Exactly as given, restate each record that follows.

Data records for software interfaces
□ □ □ □

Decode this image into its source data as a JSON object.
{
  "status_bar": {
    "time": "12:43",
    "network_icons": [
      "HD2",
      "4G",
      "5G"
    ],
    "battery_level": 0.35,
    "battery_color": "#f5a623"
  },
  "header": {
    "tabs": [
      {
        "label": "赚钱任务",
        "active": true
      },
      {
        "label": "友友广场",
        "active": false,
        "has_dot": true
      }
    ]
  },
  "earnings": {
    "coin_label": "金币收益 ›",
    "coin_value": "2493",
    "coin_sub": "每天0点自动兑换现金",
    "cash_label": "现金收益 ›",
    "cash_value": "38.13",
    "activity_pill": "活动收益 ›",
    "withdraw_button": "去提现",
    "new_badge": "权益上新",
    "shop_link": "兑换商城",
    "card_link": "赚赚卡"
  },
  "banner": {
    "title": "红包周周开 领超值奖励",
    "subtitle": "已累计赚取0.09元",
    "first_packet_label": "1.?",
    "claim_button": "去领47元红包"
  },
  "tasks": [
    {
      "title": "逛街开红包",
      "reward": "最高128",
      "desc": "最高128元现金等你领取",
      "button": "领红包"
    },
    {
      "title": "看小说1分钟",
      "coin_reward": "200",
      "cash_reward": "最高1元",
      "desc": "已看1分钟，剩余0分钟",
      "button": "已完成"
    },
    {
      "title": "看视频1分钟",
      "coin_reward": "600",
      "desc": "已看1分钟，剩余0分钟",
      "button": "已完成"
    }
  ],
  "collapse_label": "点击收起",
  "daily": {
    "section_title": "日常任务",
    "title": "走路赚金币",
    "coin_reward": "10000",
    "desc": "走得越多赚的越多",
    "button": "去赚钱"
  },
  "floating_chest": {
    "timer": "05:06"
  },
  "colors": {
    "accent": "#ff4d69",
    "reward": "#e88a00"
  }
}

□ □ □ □

OUTPUT OF THE EXERCISE >>
Decode this image into its source data as a JSON object.
{
  "status_bar": {
    "time": "12:43",
    "network_icons": [
      "HD2",
      "4G",
      "5G"
    ],
    "battery_level": 0.35,
    "battery_color": "#f5a623"
  },
  "header": {
    "tabs": [
      {
        "label": "赚钱任务",
        "active": true
      },
      {
        "label": "友友广场",
        "active": false,
        "has_dot": true
      }
    ]
  },
  "earnings": {
    "coin_label": "金币收益 ›",
    "coin_value": "2493",
    "coin_sub": "每天0点自动兑换现金",
    "cash_label": "现金收益 ›",
    "cash_value": "38.13",
    "activity_pill": "活动收益 ›",
    "withdraw_button": "去提现",
    "new_badge": "权益上新",
    "shop_link": "兑换商城",
    "card_link": "赚赚卡"
  },
  "banner": {
    "title": "红包周周开 领超值奖励",
    "subtitle": "已累计赚取0.09元",
    "first_packet_label": "1.?",
    "claim_button": "去领47元红包"
  },
  "tasks": [
    {
      "title": "逛街开红包",
      "reward": "最高128",
      "desc": "最高128元现金等你领取",
      "button": "领红包"
    },
    {
      "title": "看小说1分钟",
      "coin_reward": "200",
      "cash_reward": "最高1元",
      "desc": "已看1分钟，剩余0分钟",
      "button": "已完成"
    },
    {
      "title": "看视频1分钟",
      "coin_reward": "600",
      "desc": "已看1分钟，剩余0分钟",
      "button": "已完成"
    }
  ],
  "collapse_label": "点击收起",
  "daily": {
    "section_title": "日常任务",
    "title": "走路赚金币",
    "coin_reward": "10000",
    "desc": "走得越多赚的越多",
    "button": "去赚钱"
  },
  "floating_chest": {
    "timer": "05:06"
  },
  "colors": {
    "accent": "#ff4d69",
    "reward": "#e88a00"
  }
}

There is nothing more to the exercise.